• [Data]
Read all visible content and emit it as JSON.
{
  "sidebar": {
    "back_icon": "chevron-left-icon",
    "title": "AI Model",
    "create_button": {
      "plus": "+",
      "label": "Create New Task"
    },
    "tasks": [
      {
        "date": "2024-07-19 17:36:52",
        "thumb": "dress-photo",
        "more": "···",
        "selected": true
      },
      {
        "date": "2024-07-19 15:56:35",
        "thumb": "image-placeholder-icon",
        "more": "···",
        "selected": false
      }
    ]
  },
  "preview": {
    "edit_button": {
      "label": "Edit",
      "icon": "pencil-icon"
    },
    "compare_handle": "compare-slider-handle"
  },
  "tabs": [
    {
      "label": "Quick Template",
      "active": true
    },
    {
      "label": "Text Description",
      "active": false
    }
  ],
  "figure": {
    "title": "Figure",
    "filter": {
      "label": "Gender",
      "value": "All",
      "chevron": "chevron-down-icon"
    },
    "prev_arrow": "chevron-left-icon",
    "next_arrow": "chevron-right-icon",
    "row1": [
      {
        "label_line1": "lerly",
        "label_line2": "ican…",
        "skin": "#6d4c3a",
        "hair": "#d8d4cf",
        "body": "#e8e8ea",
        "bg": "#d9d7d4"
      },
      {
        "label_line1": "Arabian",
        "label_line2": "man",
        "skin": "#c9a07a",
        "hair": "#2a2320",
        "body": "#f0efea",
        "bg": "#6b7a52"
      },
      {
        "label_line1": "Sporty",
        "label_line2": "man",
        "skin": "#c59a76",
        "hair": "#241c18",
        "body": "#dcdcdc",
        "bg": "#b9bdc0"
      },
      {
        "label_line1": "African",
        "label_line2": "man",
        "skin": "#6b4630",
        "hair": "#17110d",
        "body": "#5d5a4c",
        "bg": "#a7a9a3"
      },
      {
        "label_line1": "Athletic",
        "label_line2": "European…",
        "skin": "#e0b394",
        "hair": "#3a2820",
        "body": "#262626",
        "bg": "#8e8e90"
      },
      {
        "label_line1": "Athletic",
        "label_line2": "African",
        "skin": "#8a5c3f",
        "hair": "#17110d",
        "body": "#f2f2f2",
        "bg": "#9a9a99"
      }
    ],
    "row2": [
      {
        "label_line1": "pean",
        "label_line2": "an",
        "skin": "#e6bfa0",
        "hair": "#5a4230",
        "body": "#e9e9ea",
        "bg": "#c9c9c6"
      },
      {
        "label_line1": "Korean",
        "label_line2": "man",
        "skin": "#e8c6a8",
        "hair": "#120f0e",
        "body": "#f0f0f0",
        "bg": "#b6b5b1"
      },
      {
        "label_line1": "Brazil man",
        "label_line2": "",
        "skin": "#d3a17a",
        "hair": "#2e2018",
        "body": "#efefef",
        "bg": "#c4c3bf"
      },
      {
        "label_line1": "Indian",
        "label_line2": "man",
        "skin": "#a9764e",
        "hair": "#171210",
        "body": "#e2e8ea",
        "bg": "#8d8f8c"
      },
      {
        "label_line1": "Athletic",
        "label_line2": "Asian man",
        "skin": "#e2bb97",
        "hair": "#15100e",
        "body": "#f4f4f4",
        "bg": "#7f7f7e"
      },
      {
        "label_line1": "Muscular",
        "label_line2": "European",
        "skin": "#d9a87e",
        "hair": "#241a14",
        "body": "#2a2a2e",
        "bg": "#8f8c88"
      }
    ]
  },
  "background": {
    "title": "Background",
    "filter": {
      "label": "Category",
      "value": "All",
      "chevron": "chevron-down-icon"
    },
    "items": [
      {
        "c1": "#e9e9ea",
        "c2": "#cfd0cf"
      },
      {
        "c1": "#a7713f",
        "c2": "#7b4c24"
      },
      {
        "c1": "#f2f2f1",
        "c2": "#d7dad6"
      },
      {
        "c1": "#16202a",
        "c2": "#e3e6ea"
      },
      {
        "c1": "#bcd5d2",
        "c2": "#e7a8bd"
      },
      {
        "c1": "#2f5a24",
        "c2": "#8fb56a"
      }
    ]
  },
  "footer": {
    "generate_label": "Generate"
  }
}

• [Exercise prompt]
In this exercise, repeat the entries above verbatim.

• [Solution to this problem]
Read all visible content and emit it as JSON.
{
  "sidebar": {
    "back_icon": "chevron-left-icon",
    "title": "AI Model",
    "create_button": {
      "plus": "+",
      "label": "Create New Task"
    },
    "tasks": [
      {
        "date": "2024-07-19 17:36:52",
        "thumb": "dress-photo",
        "more": "···",
        "selected": true
      },
      {
        "date": "2024-07-19 15:56:35",
        "thumb": "image-placeholder-icon",
        "more": "···",
        "selected": false
      }
    ]
  },
  "preview": {
    "edit_button": {
      "label": "Edit",
      "icon": "pencil-icon"
    },
    "compare_handle": "compare-slider-handle"
  },
  "tabs": [
    {
      "label": "Quick Template",
      "active": true
    },
    {
      "label": "Text Description",
      "active": false
    }
  ],
  "figure": {
    "title": "Figure",
    "filter": {
      "label": "Gender",
      "value": "All",
      "chevron": "chevron-down-icon"
    },
    "prev_arrow": "chevron-left-icon",
    "next_arrow": "chevron-right-icon",
    "row1": [
      {
        "label_line1": "lerly",
        "label_line2": "ican…",
        "skin": "#6d4c3a",
        "hair": "#d8d4cf",
        "body": "#e8e8ea",
        "bg": "#d9d7d4"
      },
      {
        "label_line1": "Arabian",
        "label_line2": "man",
        "skin": "#c9a07a",
        "hair": "#2a2320",
        "body": "#f0efea",
        "bg": "#6b7a52"
      },
      {
        "label_line1": "Sporty",
        "label_line2": "man",
        "skin": "#c59a76",
        "hair": "#241c18",
        "body": "#dcdcdc",
        "bg": "#b9bdc0"
      },
      {
        "label_line1": "African",
        "label_line2": "man",
        "skin": "#6b4630",
        "hair": "#17110d",
        "body": "#5d5a4c",
        "bg": "#a7a9a3"
      },
      {
        "label_line1": "Athletic",
        "label_line2": "European…",
        "skin": "#e0b394",
        "hair": "#3a2820",
        "body": "#262626",
        "bg": "#8e8e90"
      },
      {
        "label_line1": "Athletic",
        "label_line2": "African",
        "skin": "#8a5c3f",
        "hair": "#17110d",
        "body": "#f2f2f2",
        "bg": "#9a9a99"
      }
    ],
    "row2": [
      {
        "label_line1": "pean",
        "label_line2": "an",
        "skin": "#e6bfa0",
        "hair": "#5a4230",
        "body": "#e9e9ea",
        "bg": "#c9c9c6"
      },
      {
        "label_line1": "Korean",
        "label_line2": "man",
        "skin": "#e8c6a8",
        "hair": "#120f0e",
        "body": "#f0f0f0",
        "bg": "#b6b5b1"
      },
      {
        "label_line1": "Brazil man",
        "label_line2": "",
        "skin": "#d3a17a",
        "hair": "#2e2018",
        "body": "#efefef",
        "bg": "#c4c3bf"
      },
      {
        "label_line1": "Indian",
        "label_line2": "man",
        "skin": "#a9764e",
        "hair": "#171210",
        "body": "#e2e8ea",
        "bg": "#8d8f8c"
      },
      {
        "label_line1": "Athletic",
        "label_line2": "Asian man",
        "skin": "#e2bb97",
        "hair": "#15100e",
        "body": "#f4f4f4",
        "bg": "#7f7f7e"
      },
      {
        "label_line1": "Muscular",
        "label_line2": "European",
        "skin": "#d9a87e",
        "hair": "#241a14",
        "body": "#2a2a2e",
        "bg": "#8f8c88"
      }
    ]
  },
  "background": {
    "title": "Background",
    "filter": {
      "label": "Category",
      "value": "All",
      "chevron": "chevron-down-icon"
    },
    "items": [
      {
        "c1": "#e9e9ea",
        "c2": "#cfd0cf"
      },
      {
        "c1": "#a7713f",
        "c2": "#7b4c24"
      },
      {
        "c1": "#f2f2f1",
        "c2": "#d7dad6"
      },
      {
        "c1": "#16202a",
        "c2": "#e3e6ea"
      },
      {
        "c1": "#bcd5d2",
        "c2": "#e7a8bd"
      },
      {
        "c1": "#2f5a24",
        "c2": "#8fb56a"
      }
    ]
  },
  "footer": {
    "generate_label": "Generate"
  }
}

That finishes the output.